President Obama spoke eloquently today in Florida about last night's senseless and tragic shooting here in my hometown of Denver. Aurora is not far away. From my balcony I can see the silhouette of buildings in Aurora, I have driven past the theater (then, it was just another multiplex theater) on a number of occasions; now the Town Center of Aurora will never be just "another" part of Denver's urban sprawl any more than Columbine will ever be just "another" school.
Obama had this to say to each of us as we reflect on this tragedy and think about the meaning of our own lives:
"What matters at the end of the day is not the small things, it's not the trivial things, which so often consume us in our daily lives. Ultimately it's how we choose to treat one another and how we love one another."
The President--the man, the father, the husband, the human being--hit the nail on the head. He's right, and indisputably so.
At the same time, I confess that I have more than a little interest in (and confusion about) why we Americans rise up in outrage, when yappy news coverage blankets all media with the sensational and instant reporting of the deaths of 12 or so people, the serious wounding of maybe 40 more who were watching a violent, pop culture, midnight movie event at a local theater--and then, at the same time, we (and the media) are able to sit back pretty calmly with our lattes as we read about the deaths in Afghanistan of over 2000 men and women (also human beings, fathers and mothers, husbands and wives, but de-humanized in the media as "troops") who have been killed fighting for a less than obvious or noble cause--but who have nonetheless performed their dangerous duties (no soda and popcorn involved) admirably on behalf of all of us Americans.

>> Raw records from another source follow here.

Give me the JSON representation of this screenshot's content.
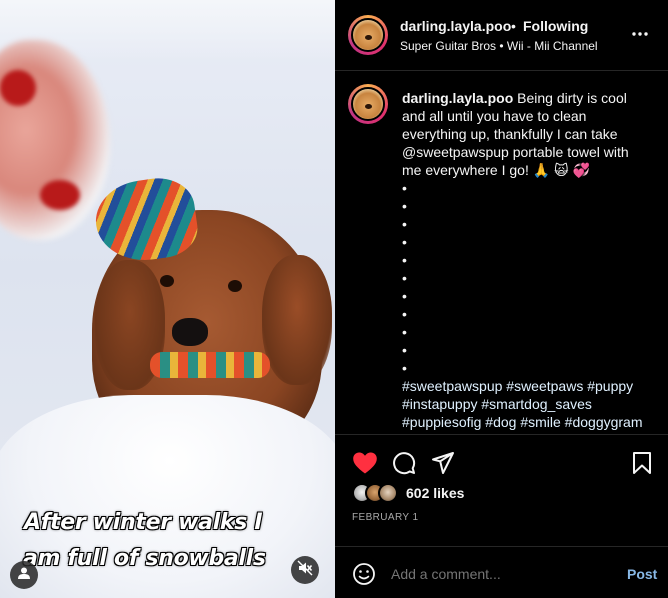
{
  "media": {
    "overlay_line1": "After winter walks I",
    "overlay_line2": "am full of snowballs"
  },
  "header": {
    "username": "darling.layla.poo",
    "separator": "•",
    "follow_status": "Following",
    "audio": "Super Guitar Bros • Wii - Mii Channel"
  },
  "caption": {
    "username": "darling.layla.poo",
    "text": "Being dirty is cool and all until you have to clean everything up, thankfully I can take @sweetpawspup portable towel with me everywhere I go! 🙏 🙀 💞",
    "bullets": [
      "•",
      "•",
      "•",
      "•",
      "•",
      "•",
      "•",
      "•",
      "•",
      "•",
      "•"
    ],
    "hashtags": "#sweetpawspup #sweetpaws #puppy #instapuppy #smartdog_saves #puppiesofig #dog #smile #doggygram #doglife #doggoofinstagram #dogsof"
  },
  "engagement": {
    "likes": "602 likes",
    "date": "FEBRUARY 1"
  },
  "comment_box": {
    "placeholder": "Add a comment...",
    "post_label": "Post"
  },
  "colors": {
    "like_red": "#ff3040",
    "post_blue": "#88b8e6",
    "background": "#000000"
  },
  "icons": {
    "like": "heart-icon",
    "comment": "comment-icon",
    "share": "share-icon",
    "save": "bookmark-icon",
    "more": "more-icon",
    "emoji": "emoji-icon",
    "tags": "user-tag-icon",
    "mute": "mute-icon"
  }
}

There is a cognitive dissonance, I think, in our (my) reaction.
Today I am outraged. I find it very hard to "love one another" when that "other" hates my guts and wants to kill me, or rob me, or lie to me, or cheat me, or treat me like ignorant trash. Today I am going to have to work very hard to love my fellow humans.
Actually, I find the admonition to "love one another" very difficult every day of the year, not just on this "day after Aurora." But as the Romans observed, each day begins anew with a sunrise, an aurora. Maybe this Aurora can become a new beginning or dawn for me as well, and motivate me to become a better lover of my fellow man even while I struggle to forgive those who are intent on ending life or increasing suffering.
A welcome to readers
As a resident of this planet for more than four fifths of a century, I have enjoyed both successes and disappointments in a wide variety of vocations, avocations, and life experiences. This blog satisfies my desire to share some thoughts and observations--trenchant and prosaic--with those who are searching for diversions which are interesting, poignant and occasionally funny. I also plan to share recommendations about good/great movies I've watched and books and articles which I've found particularly mind-opening, entertaining, instructive. In addition, I can't pass up the opportunity to reflect publicly on how I am experiencing the so-called Golden Years. Write anytime: